Keywords: sample extraction, microextraction by packed sorbent (MEPS), solid-phase microextraction, food analysis, liquid chromatography (LC), gas chromatography, liquid-liquid microextraction (LLME), bioactive compounds
Citation: Pereira JAM, Casado N, Porto-Figueira P and Câmara JS (2022) The Potential of Microextraction Techniques for the Analysis of Bioactive Compounds in Food. Front. Nutr. 9:825519. doi: 10.3389/fnut.2022.825519
Received: 30 November 2021; Accepted: 26 January 2022;
Published: 18 February 2022.
Edited by:Marcello Iriti, University of Milan, Italy
Reviewed by:Ali Mohebbi, Tabriz University of Medical Sciences, Iran
Stefania Garzoli, Sapienza University of Rome, Italy
Copyright © 2022 Pereira, Casado, Porto-Figueira and Câmara.
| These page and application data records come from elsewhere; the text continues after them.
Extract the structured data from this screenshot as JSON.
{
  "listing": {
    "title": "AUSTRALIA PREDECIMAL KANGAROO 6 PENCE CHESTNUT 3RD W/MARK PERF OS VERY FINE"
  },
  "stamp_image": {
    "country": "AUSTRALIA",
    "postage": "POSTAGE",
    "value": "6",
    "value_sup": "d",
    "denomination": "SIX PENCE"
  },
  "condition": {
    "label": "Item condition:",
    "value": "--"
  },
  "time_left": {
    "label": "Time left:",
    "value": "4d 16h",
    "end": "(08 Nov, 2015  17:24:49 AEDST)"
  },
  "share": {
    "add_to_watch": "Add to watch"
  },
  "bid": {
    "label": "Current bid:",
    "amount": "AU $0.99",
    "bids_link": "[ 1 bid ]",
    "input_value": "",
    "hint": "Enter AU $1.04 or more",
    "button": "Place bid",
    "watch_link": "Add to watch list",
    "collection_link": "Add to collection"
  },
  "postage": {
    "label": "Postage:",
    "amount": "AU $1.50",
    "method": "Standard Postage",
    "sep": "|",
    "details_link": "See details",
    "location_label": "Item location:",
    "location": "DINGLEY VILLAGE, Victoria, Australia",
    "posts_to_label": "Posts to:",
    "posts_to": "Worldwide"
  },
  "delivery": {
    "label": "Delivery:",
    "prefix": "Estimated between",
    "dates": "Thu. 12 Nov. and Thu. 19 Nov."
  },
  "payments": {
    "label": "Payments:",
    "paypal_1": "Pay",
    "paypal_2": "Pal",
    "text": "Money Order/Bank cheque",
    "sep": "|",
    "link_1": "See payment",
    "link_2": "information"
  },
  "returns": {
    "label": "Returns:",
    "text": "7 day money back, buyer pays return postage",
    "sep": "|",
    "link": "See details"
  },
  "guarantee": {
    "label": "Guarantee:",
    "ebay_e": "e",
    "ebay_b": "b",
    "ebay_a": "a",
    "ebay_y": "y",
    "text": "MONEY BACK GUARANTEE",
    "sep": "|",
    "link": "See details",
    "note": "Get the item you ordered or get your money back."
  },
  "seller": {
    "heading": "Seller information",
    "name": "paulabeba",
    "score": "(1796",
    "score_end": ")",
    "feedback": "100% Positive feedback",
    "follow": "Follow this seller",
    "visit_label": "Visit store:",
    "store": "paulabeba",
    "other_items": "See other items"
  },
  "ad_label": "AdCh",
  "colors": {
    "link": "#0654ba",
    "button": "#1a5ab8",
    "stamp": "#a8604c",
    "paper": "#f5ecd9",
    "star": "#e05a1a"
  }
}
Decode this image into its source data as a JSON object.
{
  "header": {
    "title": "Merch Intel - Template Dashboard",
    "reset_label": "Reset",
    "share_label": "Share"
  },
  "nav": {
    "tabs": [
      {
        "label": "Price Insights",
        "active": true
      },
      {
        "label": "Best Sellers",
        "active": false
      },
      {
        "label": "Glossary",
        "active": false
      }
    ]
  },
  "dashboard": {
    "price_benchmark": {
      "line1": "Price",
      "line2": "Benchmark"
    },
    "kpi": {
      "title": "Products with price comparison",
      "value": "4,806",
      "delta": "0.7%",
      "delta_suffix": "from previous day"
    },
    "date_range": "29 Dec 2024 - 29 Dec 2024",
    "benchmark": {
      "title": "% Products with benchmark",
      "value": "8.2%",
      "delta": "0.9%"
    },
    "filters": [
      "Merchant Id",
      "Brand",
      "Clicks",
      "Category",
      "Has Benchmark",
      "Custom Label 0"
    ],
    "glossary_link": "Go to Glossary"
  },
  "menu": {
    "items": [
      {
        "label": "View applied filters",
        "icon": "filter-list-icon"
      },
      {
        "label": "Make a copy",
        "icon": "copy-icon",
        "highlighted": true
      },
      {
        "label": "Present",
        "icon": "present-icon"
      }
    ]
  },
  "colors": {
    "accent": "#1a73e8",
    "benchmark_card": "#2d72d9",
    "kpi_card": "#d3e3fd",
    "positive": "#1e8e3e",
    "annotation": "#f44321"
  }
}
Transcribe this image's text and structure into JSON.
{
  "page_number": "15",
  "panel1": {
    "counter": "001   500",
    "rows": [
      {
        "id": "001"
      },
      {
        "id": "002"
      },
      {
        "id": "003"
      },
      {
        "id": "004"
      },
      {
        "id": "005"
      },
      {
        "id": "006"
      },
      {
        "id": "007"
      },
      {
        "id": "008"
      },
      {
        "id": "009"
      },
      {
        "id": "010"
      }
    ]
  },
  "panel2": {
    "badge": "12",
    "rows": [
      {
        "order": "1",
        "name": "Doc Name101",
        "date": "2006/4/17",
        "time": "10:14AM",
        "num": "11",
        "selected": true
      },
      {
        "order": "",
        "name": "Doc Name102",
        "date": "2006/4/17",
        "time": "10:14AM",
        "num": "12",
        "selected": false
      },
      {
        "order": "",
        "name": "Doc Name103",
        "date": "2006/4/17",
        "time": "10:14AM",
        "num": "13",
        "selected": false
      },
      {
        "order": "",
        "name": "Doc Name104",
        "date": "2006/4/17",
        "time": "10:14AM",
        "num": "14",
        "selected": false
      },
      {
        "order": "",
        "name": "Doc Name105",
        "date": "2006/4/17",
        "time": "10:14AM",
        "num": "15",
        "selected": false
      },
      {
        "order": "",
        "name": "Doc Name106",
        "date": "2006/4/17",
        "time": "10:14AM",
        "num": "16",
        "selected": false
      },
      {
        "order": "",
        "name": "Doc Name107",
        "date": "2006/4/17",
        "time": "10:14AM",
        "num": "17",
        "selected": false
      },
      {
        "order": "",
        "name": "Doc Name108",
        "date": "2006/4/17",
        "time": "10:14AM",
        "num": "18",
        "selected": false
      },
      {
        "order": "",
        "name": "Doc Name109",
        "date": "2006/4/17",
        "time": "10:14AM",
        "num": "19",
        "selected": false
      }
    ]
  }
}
This is an open-access article distributed under the terms of the Creative Commons Attribution License (CC BY). The use, distribution or reproduction in other forums is permitted, provided the original author(s) and the copyright owner(s) are credited and that the original publication in this journal is cited, in accordance with accepted academic practice. No use, distribution or reproduction is permitted which does not comply with these terms.
*Correspondence: Jorge A. M. Pereira, firstname.lastname@example.org